Friday, June 27, 2008

Figure Drawing (May/June 2008.)

A drawing that I worked on for about a month in Rick's class. I'm happy with it. I'm also experimenting with putting my name on my work when I scan it.

Sunday, June 22, 2008

Master copy.

I think this is a copy of drawing from an academy in China, which was a copy of a Russian Academy drawing. In any case I enjoyed drawing it for school.

And yes a random picture of my favorite Beagle Cavay.

Sunday, June 15, 2008

Figure drawing from Rick's class.

Over did it on the background shouldn't have gone so dark. It's definately Erin though so I guess I'm happy.

Thursday, June 12, 2008

Rubens copies with self portrait.

Our head drawing teach Sean gave us the option of doing an assignment where we make three copies from a master artist and a self portrait in said artists style. One of mine was Peter Paul Rubens.

Saturday, June 7, 2008

From my design class.

David and Goliath...with animals? Yup.

We're required to mount things in this class.

Thursday, May 29, 2008

Saturday, May 24, 2008

Comics I've enjoyed this year!



Invincible is a really cool series written by Robert Kirkman. It's about a kid named Mark who inhereits the powers of his father, his father happens to be Earth's greatest hero. However, Mark soon discovers that there are dark secrets in his family that he has to deal with.
My brother got me hooked on this series, and I'm hoping to read more of it soon. It's a really good book with plenty of coming of age themes, and most of all it's fun. It enjoys the traditional trappings of the super hero genre.


Written by Bryan K. Vaughan this great Marvel series had me on my toes for weeks. Speculation ran wild in my head over all the likey plot twists that were coming.
The story was essentially about teenage rebellion turned on its head, the kids were trying to do good to make up for the evils of their parents. There were also alot of great themes about how you end up becoming your parents even when you fight it.

Anyway they're awesome.

Saturday, May 17, 2008

A little something from my visual development class.

This is the David and Goliath picture I mentioned last Sunday. I think it turned out alright.

Sunday, May 11, 2008

Refrence photos of myself.

Drawing/painting (whatever pastels are considered) the severed head of the giant Goliath from the Bible story. Took some weird photos of myself to get the expression right.

I hope to have some actual drawings back up soon.

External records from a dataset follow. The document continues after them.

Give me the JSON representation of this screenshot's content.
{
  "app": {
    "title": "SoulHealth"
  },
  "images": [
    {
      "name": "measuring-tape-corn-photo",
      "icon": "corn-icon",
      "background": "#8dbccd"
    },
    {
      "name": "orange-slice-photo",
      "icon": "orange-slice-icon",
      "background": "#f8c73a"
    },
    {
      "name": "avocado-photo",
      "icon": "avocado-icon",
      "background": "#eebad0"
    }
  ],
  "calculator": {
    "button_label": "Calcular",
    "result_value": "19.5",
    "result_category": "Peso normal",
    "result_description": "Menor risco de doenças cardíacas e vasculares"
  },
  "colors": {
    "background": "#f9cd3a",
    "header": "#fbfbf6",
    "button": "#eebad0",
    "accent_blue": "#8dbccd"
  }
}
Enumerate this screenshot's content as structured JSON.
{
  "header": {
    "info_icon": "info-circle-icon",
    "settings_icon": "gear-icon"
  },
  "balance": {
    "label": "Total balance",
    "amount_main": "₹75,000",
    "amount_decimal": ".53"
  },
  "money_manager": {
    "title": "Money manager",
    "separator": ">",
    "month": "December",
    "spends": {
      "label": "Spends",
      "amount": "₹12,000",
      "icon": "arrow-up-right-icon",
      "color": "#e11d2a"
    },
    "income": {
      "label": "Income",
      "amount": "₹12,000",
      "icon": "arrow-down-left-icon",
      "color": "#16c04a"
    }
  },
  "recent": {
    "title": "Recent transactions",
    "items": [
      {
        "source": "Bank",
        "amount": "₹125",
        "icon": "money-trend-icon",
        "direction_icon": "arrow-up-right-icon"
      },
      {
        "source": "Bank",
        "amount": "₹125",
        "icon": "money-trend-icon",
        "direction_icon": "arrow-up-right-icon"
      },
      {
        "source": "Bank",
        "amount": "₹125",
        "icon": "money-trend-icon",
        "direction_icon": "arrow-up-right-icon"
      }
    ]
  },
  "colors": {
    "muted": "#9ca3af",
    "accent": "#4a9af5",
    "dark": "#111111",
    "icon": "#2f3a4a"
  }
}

Saturday, May 3, 2008

Photo copy.

I've been trying to be less cartoony in my drawing style. So for the last three weeks I've devoted myself almost totally to copying Charles Bargue, and photos. Here's one from one of my mom's educational magazines. Freshly torn from my sketchbook.

Thursday, May 1, 2008

Two artist blogs I've just discovered.

I didn't know until now that Chris Sanders, director of Lilo and Stitch, among other things had a blog. Honestly, I feel like the model followed in making the movie Lilo and Stitch is something that should be studied as a great example of how feature animation should be made. A strong creative vision, emanating from a small group of people, that informs an entire production. As few Chef's in the kitchen as possible.

The other is a woman named Shelly who's blog I just stumbled across. I think I may have seen her work at Laafa, but I haven't really gotten to know her. Hopefully that changes now.

Sunday, April 27, 2008

Laafa open house.

Yesterday was one of those wonderful days that I think I'll remember for a long time to come. It was our atelier group's first official show. It was wonderful getting to meet the friends and family of all of my classmates, as well as seeing the finished product of our 10 weeks of classes. Here are some pictures I took of the event. I can only hope that our next gallery show is as fun as this one.
And yes it is in fact the 21st century, real men can carry roses.

Tuesday, April 22, 2008

Refined portrait.

Touched up the portrait of Erin in preperation for tommorow's faculty review. Hopefully it ends up in the student show. For some reason the camera picks up that weird dark streak in the upper left hand section. I had no idea what it is.

Eureka moment!

A picture I've just recently returned to after some time away from it. I'm going to use it to practice either my pasteling or watercoloring.